Assignment:
Track down each line below containing the string "JSON" and copy it.

(Stored data)
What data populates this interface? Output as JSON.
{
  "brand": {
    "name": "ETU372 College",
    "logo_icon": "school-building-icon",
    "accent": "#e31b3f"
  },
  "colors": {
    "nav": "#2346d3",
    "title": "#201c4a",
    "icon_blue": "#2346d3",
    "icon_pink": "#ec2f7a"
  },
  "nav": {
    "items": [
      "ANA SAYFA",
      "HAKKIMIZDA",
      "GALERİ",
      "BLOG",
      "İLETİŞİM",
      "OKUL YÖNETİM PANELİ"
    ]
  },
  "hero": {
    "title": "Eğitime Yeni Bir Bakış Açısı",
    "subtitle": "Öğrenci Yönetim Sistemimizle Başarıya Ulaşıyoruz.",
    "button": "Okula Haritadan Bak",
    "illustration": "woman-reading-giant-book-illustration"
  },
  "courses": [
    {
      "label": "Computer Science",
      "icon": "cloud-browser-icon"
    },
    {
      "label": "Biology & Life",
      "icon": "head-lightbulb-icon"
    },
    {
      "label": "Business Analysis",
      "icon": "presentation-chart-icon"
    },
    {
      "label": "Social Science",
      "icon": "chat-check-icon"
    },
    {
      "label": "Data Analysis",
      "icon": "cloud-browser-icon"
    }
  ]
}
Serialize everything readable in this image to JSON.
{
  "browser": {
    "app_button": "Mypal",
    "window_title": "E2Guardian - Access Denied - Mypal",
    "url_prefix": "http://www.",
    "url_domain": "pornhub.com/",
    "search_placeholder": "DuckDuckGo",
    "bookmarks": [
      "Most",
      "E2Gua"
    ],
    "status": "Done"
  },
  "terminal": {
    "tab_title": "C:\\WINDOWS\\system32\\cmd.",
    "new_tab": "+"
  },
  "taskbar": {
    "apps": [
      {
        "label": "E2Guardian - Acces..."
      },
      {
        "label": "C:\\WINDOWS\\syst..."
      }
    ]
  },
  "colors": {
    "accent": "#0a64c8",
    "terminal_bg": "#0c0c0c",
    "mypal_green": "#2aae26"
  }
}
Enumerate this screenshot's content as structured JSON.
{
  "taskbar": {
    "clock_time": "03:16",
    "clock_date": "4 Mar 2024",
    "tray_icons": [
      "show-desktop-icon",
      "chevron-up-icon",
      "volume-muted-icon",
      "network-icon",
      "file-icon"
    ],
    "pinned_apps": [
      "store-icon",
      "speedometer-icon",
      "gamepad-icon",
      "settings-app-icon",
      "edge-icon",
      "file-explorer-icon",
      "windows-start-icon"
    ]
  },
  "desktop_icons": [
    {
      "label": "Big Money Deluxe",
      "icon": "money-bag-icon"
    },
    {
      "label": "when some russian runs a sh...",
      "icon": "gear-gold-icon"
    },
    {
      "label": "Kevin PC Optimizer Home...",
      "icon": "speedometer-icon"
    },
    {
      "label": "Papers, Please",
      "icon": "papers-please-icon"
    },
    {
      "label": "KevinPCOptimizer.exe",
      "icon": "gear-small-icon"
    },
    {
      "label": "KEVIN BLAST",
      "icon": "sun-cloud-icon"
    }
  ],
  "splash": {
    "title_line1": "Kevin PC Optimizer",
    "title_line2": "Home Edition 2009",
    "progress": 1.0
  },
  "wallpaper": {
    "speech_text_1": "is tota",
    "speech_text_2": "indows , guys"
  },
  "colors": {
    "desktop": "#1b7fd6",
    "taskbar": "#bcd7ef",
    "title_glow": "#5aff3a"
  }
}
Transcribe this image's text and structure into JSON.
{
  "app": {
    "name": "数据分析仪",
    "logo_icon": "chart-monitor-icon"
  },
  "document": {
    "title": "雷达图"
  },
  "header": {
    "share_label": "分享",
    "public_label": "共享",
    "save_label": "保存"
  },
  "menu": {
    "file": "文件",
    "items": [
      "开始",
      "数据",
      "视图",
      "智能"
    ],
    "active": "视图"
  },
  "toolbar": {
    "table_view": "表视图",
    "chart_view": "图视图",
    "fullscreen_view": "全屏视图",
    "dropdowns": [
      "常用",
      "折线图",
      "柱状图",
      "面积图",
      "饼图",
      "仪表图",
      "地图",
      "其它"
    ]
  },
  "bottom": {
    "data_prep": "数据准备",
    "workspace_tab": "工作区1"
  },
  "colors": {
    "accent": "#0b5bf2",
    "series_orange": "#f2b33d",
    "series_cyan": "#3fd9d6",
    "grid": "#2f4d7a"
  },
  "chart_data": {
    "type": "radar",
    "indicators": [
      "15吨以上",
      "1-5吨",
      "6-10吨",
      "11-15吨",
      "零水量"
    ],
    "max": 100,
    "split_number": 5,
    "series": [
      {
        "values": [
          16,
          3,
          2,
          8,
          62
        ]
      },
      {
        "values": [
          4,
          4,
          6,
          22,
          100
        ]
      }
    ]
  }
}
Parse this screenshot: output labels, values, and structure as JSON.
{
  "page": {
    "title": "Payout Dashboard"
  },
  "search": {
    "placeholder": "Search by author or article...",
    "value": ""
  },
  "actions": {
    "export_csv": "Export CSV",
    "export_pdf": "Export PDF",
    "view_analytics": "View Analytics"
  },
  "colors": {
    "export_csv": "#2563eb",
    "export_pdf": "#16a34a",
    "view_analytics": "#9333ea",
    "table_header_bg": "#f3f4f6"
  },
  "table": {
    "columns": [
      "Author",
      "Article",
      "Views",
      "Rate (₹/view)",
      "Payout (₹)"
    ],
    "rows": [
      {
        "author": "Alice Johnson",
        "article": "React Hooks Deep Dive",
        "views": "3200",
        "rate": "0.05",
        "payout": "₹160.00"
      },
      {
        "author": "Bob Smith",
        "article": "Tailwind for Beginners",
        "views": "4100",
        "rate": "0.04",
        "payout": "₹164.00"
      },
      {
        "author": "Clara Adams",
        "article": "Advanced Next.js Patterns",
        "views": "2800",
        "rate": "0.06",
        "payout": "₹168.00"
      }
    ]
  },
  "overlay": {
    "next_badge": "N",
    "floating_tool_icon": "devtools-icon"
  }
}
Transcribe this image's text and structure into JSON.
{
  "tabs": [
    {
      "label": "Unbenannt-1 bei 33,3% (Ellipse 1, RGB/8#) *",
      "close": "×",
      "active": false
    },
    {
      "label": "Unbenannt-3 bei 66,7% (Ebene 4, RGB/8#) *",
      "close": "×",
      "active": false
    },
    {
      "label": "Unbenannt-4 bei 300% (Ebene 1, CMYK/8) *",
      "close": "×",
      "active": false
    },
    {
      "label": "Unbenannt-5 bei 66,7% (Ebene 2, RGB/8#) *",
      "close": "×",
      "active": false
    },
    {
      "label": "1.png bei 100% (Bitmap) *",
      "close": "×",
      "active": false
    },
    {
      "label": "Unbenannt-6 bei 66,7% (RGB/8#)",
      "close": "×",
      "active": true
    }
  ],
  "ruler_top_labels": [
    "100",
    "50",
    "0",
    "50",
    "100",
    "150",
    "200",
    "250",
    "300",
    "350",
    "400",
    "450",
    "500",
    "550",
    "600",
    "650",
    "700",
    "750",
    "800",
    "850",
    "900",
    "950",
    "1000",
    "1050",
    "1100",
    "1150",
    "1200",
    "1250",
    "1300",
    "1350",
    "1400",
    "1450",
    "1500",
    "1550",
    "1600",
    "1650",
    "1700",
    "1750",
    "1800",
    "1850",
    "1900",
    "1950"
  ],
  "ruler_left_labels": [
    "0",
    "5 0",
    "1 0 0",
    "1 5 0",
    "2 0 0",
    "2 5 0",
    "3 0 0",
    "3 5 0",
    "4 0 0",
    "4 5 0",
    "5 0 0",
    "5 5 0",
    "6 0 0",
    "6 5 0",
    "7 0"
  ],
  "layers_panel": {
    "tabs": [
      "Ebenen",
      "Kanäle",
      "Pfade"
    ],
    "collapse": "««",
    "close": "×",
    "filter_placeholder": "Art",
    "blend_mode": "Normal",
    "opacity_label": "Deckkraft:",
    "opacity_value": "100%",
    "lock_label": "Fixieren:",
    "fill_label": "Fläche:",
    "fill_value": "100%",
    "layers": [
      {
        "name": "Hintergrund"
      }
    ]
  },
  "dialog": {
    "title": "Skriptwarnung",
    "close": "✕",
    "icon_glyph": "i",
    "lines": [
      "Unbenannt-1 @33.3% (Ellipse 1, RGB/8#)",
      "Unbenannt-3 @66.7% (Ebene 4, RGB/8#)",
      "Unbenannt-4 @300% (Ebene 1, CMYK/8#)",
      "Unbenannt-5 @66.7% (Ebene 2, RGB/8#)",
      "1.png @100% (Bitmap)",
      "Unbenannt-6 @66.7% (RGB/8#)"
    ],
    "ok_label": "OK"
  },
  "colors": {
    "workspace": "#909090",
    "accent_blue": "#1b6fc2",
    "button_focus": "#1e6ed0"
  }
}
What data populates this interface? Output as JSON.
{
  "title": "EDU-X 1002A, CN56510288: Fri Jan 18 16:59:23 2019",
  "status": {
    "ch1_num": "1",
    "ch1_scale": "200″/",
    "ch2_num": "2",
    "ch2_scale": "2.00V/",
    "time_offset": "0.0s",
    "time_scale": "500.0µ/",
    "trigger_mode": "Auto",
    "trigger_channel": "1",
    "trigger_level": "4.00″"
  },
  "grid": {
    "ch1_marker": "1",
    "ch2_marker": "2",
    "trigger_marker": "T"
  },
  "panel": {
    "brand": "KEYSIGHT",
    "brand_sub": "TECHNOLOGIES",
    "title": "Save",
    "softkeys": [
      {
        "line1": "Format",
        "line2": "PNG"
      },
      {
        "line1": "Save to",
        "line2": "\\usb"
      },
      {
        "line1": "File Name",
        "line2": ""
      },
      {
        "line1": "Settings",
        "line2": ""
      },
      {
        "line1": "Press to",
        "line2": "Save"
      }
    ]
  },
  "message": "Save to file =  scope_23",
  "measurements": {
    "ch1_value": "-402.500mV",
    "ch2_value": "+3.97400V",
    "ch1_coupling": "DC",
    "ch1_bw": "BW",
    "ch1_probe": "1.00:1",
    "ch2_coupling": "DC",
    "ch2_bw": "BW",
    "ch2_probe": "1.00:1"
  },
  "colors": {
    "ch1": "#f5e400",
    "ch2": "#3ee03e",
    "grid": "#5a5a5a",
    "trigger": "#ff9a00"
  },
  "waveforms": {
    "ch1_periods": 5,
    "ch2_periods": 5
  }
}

Answer for this exercise:
What data populates this interface? Output as JSON.
Serialize everything readable in this image to JSON.
Enumerate this screenshot's content as structured JSON.
Transcribe this image's text and structure into JSON.
Parse this screenshot: output labels, values, and structure as JSON.
Transcribe this image's text and structure into JSON.
What data populates this interface? Output as JSON.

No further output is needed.